WASHINGTON — Everywhere, Republicans are harrumphing about the Environmental Protection Agency’s new emissions rules, which require power plants to reduce their carbon-dioxide emissions by 30 percent from their 2005 levels. Senate Minority Leader Mitch McConnell, Ky., called the rules a “dagger in the heart of the American middle class, and to representative democracy itself,” while Missouri Sen. Roy Blunt promised to “fight President Obama every step of the way to stop this unprecedented power grab.” Of course, as a rule issued under established powers for the EPA, this is the opposite of a “power grab.”
If Republicans are outraged by the announcement, they only have themselves to blame. It is true that in recent months, the administration has been vocal — even strident — about the danger of climate change. In February, for example, Secretary of State John Kerry derided global warming deniers as members of the “Flat Earth Society” who are “burying their heads in the sand.” At the same time, the White House didn’t begin with a regulatory approach.
In 2009, President Barack Obama threw his support behind climate legislation in the House, and the following year, a group of Senate Democrats — including Kerry — began work with Republicans to craft a bipartisan climate bill. The process fell apart, a victim of bad management from the White House, election year politics, an embattled and fearful Sen. Lindsay Graham — the South Carolina senator at the center of the negotiations — and the growing tide of Republican anti-Obama sentiment, which would culminate that fall with a huge GOP victory in the House of Representatives.

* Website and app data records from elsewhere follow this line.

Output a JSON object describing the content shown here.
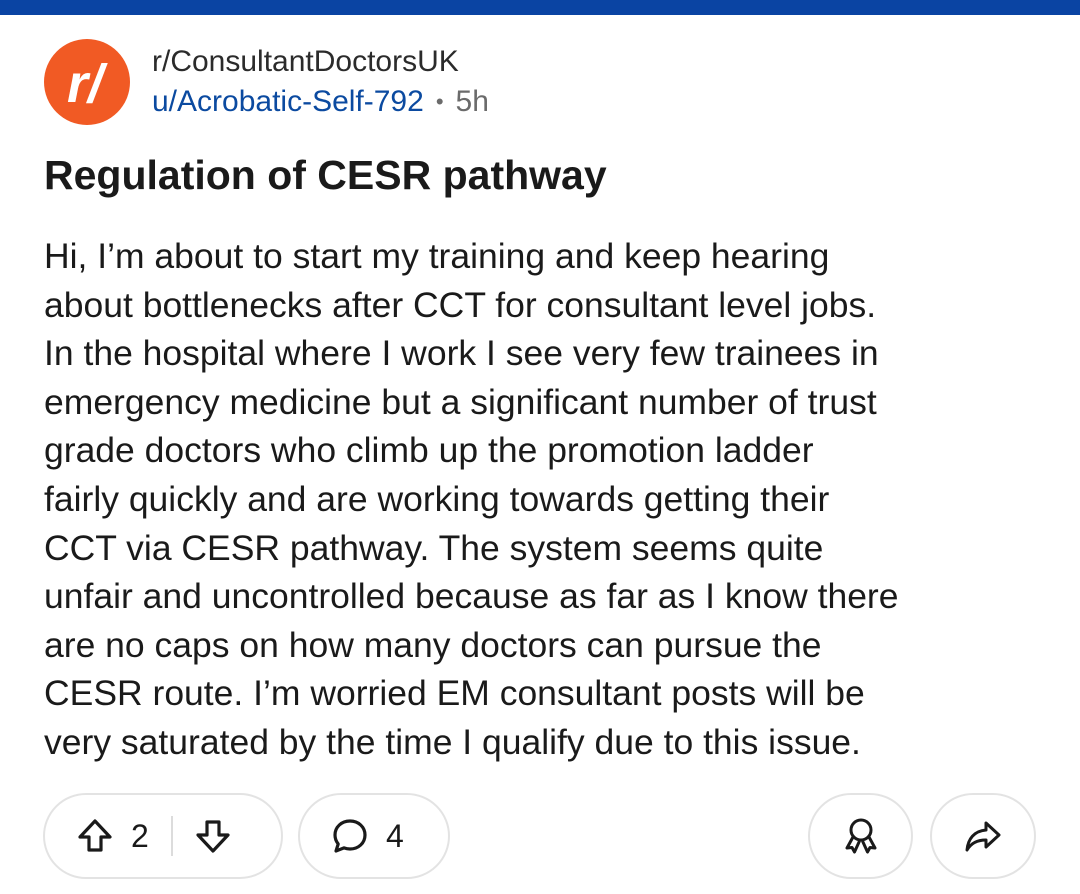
{
  "post": {
    "subreddit": "r/ConsultantDoctorsUK",
    "author": "u/Acrobatic-Self-792",
    "separator": "•",
    "time": "5h",
    "avatar_text": "r/",
    "title": "Regulation of CESR pathway",
    "body_lines": [
      "Hi, I’m about to start my training and keep hearing",
      "about bottlenecks after CCT for consultant level jobs.",
      "In the hospital where I work I see very few trainees in",
      "emergency medicine but a significant number of trust",
      "grade doctors who climb up the promotion ladder",
      "fairly quickly and are working towards getting their",
      "CCT via CESR pathway. The system seems quite",
      "unfair and uncontrolled because as far as I know there",
      "are no caps on how many doctors can pursue the",
      "CESR route. I’m worried EM consultant posts will be",
      "very saturated by the time I qualify due to this issue."
    ]
  },
  "actions": {
    "upvote_count": "2",
    "comment_count": "4",
    "upvote_icon": "upvote-arrow-icon",
    "downvote_icon": "downvote-arrow-icon",
    "comment_icon": "speech-bubble-icon",
    "award_icon": "award-ribbon-icon",
    "share_icon": "share-arrow-icon"
  },
  "colors": {
    "top_bar": "#0a44a3",
    "avatar": "#f15a24",
    "author_link": "#0b4aa0",
    "muted": "#6b6b6b"
  }
}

It’s not that EPA action wasn’t possible, but that the administration wanted legislation and would make key concessions to get it. In the absence of a law, however, the White House was prepared to act alone. “If Republicans didn’t respond to the proposed deals,” wrote The New Yorker’s Ryan Lizza, “the White House could push them to the table by making a threat through the Environmental Protection Agency, which had recently been granted power to regulate carbon, just as it regulates many other air pollutants.”